Ancient Indus Valley Civilization Books

130 new and classic books on the ancient Indus civilization, from exhibition catalogues to excavation reports, from the scientific to imaginative fiction for kids and adults.

The Forgotten an Approach on Harappan Toy Artefacts

A wide-ranging analysis of toys and their possible role in ancient Indus civilization through a close look at finds from Bagasra, Gujarat. Using social theory, microarchaeology, recent research in other civilizations, and a sophisticated approach to the question of "toys" in archaeology, the author offers one of the few deep dives into a kind of object that is found in great quantities across many ancient Indus sites.

Excavations at Rakigarhi [1997-98 to 1999-2000]

This nearly 400 page illustrated volume by Dr. Amendra Nath from 2014 covers three seasons of excavations (1997-2000), and is "drawn on the lines of the Wheeler Committee Report-1965." As the start of a record about this extensive, important major ancient Indus site, it is invaluable.

ADI A Story of Indus Valley Civilization

Adi is an engaging children's story that covers the journey of a young boy, Adi, son of a copper merchant in Nausharo to Mohenjo-daro with his father sometime during the height of the ancient Indus civilization.

The People of the Indus

Once in a while a book – in this case a graphic novel – comes along that upends what one thinks can be done through a medium for a subject. This book by Nikhil Gulati – with the expert assistance of Dr. Jonathan Mark Kenoyer – is one of the moments.

Prehistoric Civilization of the Indus Valley

These lectures at the University of Madras in 1935 by the archaeologist K. N. Dikshit is a little known but well-written and surprisingly relevant summary of what was known about the ancient Indus civilization after the first 14 years of excavations.

The Marshall Albums: Photography and Archaeology

The Marshall Albums: Photography and Archaeology by Sudeshna Guha

This volume explores multiple perceptions of Indian history and scholarship produced through archaeological fieldwork and related photography during the colonial period. The focus is on John Marshall, the man who really made the Archaeological Survey of India the formidable player it became in the reconstruction and preservation of Indian history. He announced and fostered the discovery of the ancient Indus civilization, even as the hard work on the ground was done by a handful of Indian archaeologists.

The Indus: Lost Civilizations

There are almost no concise, up-to-date accounts of the ancient Indus civilization, locating the latest facts and opinions within a larger intellectual context. Has the Indus script been deciphered? What can we say about the relationship of ancient Indus traditions and modern Hinduism? How did Indus society compare to contemporary Bronze Age Egypt and Mesopotamia? Why do so many questions remain open and so contentious?

Journey of a Civilization Indus to Vaigai

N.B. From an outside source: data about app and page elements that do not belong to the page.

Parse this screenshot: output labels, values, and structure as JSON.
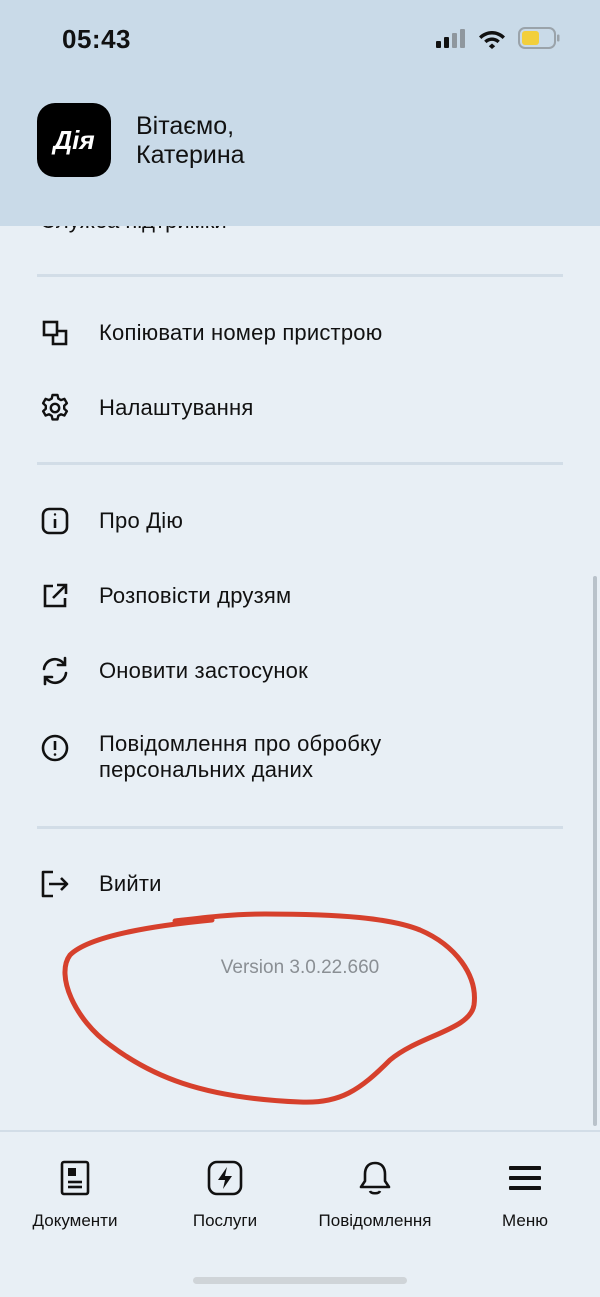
{
  "status_bar": {
    "time": "05:43"
  },
  "header": {
    "logo_text": "Дія",
    "greeting_line1": "Вітаємо,",
    "greeting_line2": "Катерина"
  },
  "menu": {
    "cut_item": "Служба підтримки",
    "items": [
      {
        "label": "Копіювати номер пристрою",
        "icon": "copy-icon"
      },
      {
        "label": "Налаштування",
        "icon": "gear-icon"
      },
      {
        "label": "Про Дію",
        "icon": "info-icon"
      },
      {
        "label": "Розповісти друзям",
        "icon": "share-icon"
      },
      {
        "label": "Оновити застосунок",
        "icon": "refresh-icon"
      },
      {
        "label": "Повідомлення про обробку",
        "label2": "персональних даних",
        "icon": "exclamation-icon"
      },
      {
        "label": "Вийти",
        "icon": "logout-icon"
      }
    ]
  },
  "version": "Version 3.0.22.660",
  "annotation_color": "#d6402c",
  "tabs": [
    {
      "label": "Документи",
      "icon": "document-icon"
    },
    {
      "label": "Послуги",
      "icon": "lightning-icon"
    },
    {
      "label": "Повідомлення",
      "icon": "bell-icon"
    },
    {
      "label": "Меню",
      "icon": "menu-icon"
    }
  ]
}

This is an exceptional book, from its high production value to well marshaled arguments and the broad perspective of its author, R. Balakrishnan. He has been researching the materials for decades in a careful and constructive manner. It is also a tribute to the late Iravatham Mahadevan, one of my favorite people in ancient Indus studies and India's most accomplished Indus script scholar.

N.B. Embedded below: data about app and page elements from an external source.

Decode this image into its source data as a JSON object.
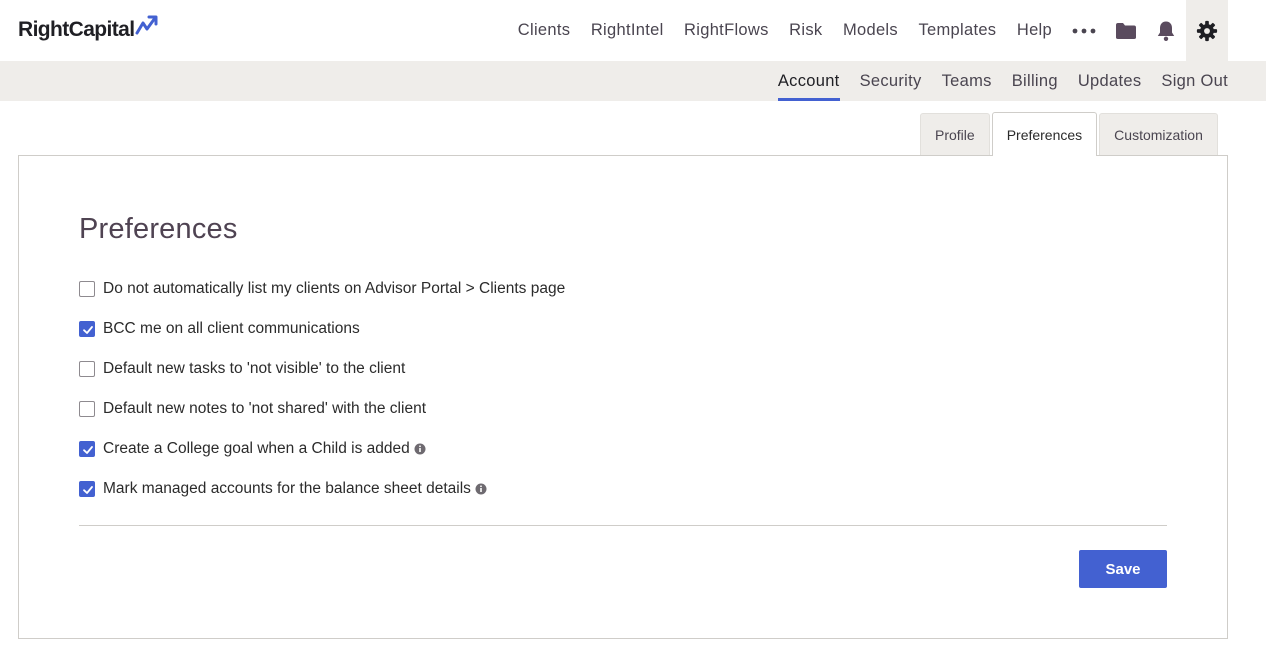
{
  "brand": {
    "name": "RightCapital",
    "logo_icon": "trend-arrow-icon",
    "accent": "#4361d1"
  },
  "topnav": {
    "items": [
      {
        "label": "Clients"
      },
      {
        "label": "RightIntel"
      },
      {
        "label": "RightFlows"
      },
      {
        "label": "Risk"
      },
      {
        "label": "Models"
      },
      {
        "label": "Templates"
      },
      {
        "label": "Help"
      }
    ],
    "more_icon": "more-dots-icon",
    "folder_icon": "folder-icon",
    "bell_icon": "bell-icon",
    "gear_icon": "gear-icon"
  },
  "subnav": {
    "items": [
      {
        "label": "Account",
        "active": true
      },
      {
        "label": "Security"
      },
      {
        "label": "Teams"
      },
      {
        "label": "Billing"
      },
      {
        "label": "Updates"
      },
      {
        "label": "Sign Out"
      }
    ]
  },
  "tabs": [
    {
      "label": "Profile"
    },
    {
      "label": "Preferences",
      "active": true
    },
    {
      "label": "Customization"
    }
  ],
  "preferences": {
    "title": "Preferences",
    "options": [
      {
        "label": "Do not automatically list my clients on Advisor Portal > Clients page",
        "checked": false
      },
      {
        "label": "BCC me on all client communications",
        "checked": true
      },
      {
        "label": "Default new tasks to 'not visible' to the client",
        "checked": false
      },
      {
        "label": "Default new notes to 'not shared' with the client",
        "checked": false
      },
      {
        "label": "Create a College goal when a Child is added",
        "checked": true,
        "info": true
      },
      {
        "label": "Mark managed accounts for the balance sheet details",
        "checked": true,
        "info": true
      }
    ],
    "save_label": "Save"
  }
}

Current Research in Indus Archaeology

A recent publication by the South Asia Research Group at Kansai University in Japan that includes detailed essays covering a general picture of Indus research today (by Akinori Uesugi), Indus civilization in the Ghaggar Basin (Vivek Dangi) , Indus archaeology in Gujarat (Rajesh S.V.), steatite style variations between Gujarat and the Ghaggar-Hakra Basin (Gregg Jamison) and Indus copper wares (Takekazu Nagae).

Time Pieces: A Whistle-Stop Tour of Ancient India

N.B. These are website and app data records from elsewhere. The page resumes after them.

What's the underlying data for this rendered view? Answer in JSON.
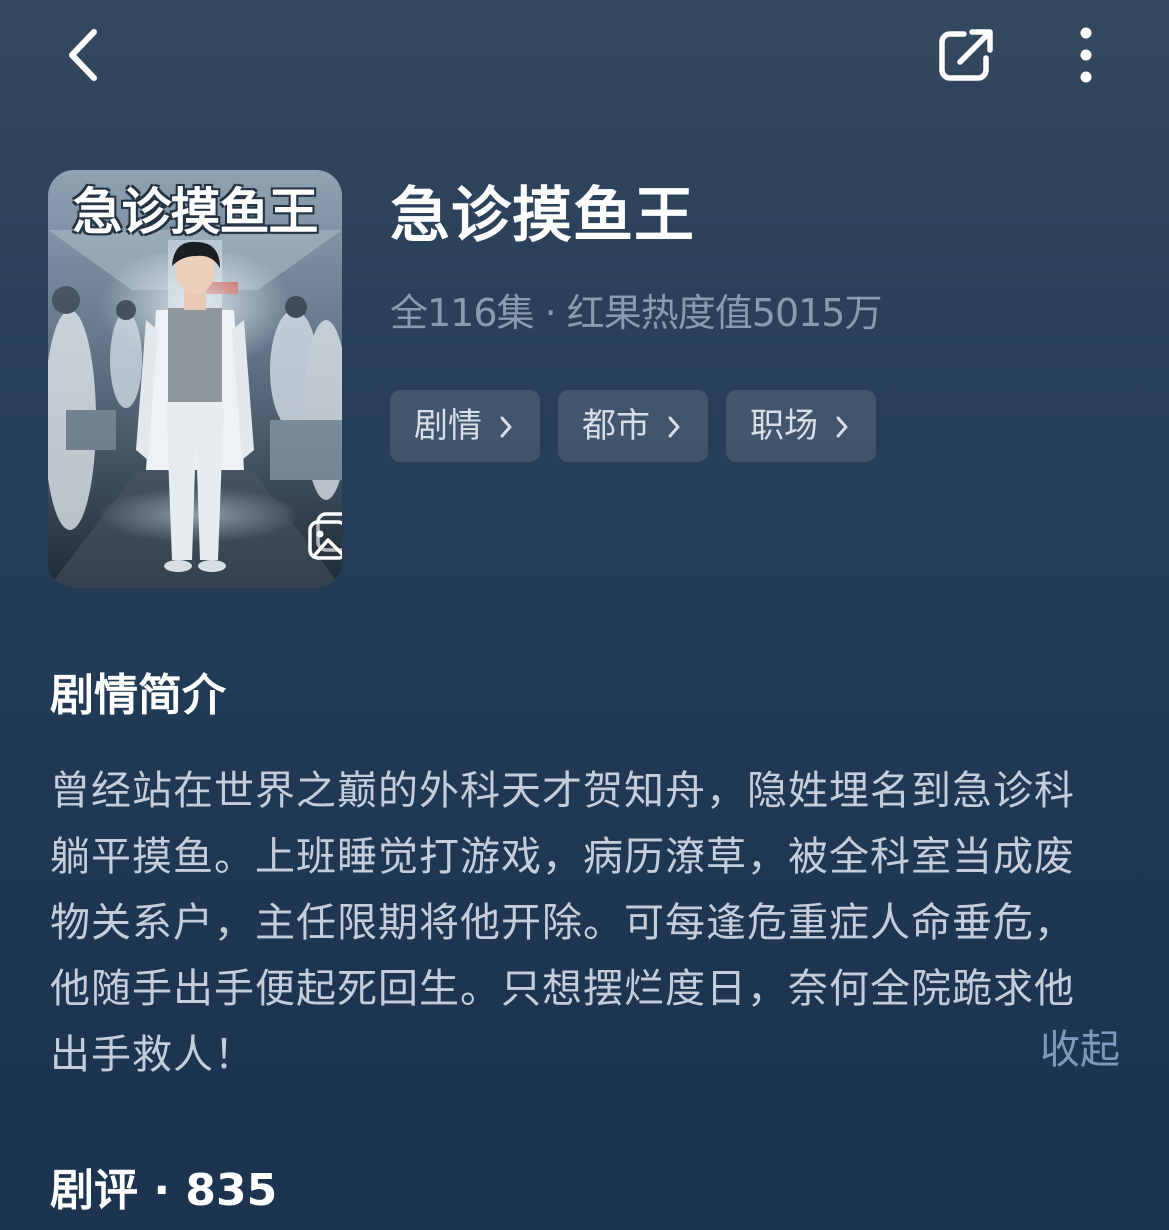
{
  "header": {
    "back_icon": "back-arrow-icon",
    "share_icon": "share-icon",
    "more_icon": "more-vertical-icon"
  },
  "show": {
    "poster_title": "急诊摸鱼王",
    "poster_icon": "gallery-icon",
    "title": "急诊摸鱼王",
    "meta": "全116集 · 红果热度值5015万",
    "tags": [
      {
        "label": "剧情"
      },
      {
        "label": "都市"
      },
      {
        "label": "职场"
      }
    ]
  },
  "synopsis": {
    "heading": "剧情简介",
    "lines": [
      "曾经站在世界之巅的外科天才贺知舟，隐姓埋名到急诊科",
      "躺平摸鱼。上班睡觉打游戏，病历潦草，被全科室当成废",
      "物关系户，主任限期将他开除。可每逢危重症人命垂危，",
      "他随手出手便起死回生。只想摆烂度日，奈何全院跪求他",
      "出手救人！"
    ],
    "collapse_label": "收起"
  },
  "reviews": {
    "heading": "剧评 · 835"
  },
  "colors": {
    "background_top": "#34495f",
    "background_bottom": "#1c3450",
    "meta_text": "#8a9ab0",
    "link_text": "#7e99bd"
  }
}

A delightful romp through 10 themes in ancient India by a smart and engaging writer who knows her Indus civilization history and all that which followed. These brief essays give some sense of how engaging history can be in the hands of a good writer, not afraid to take risks and push material politically and theoretically while keeping her feet on the ground.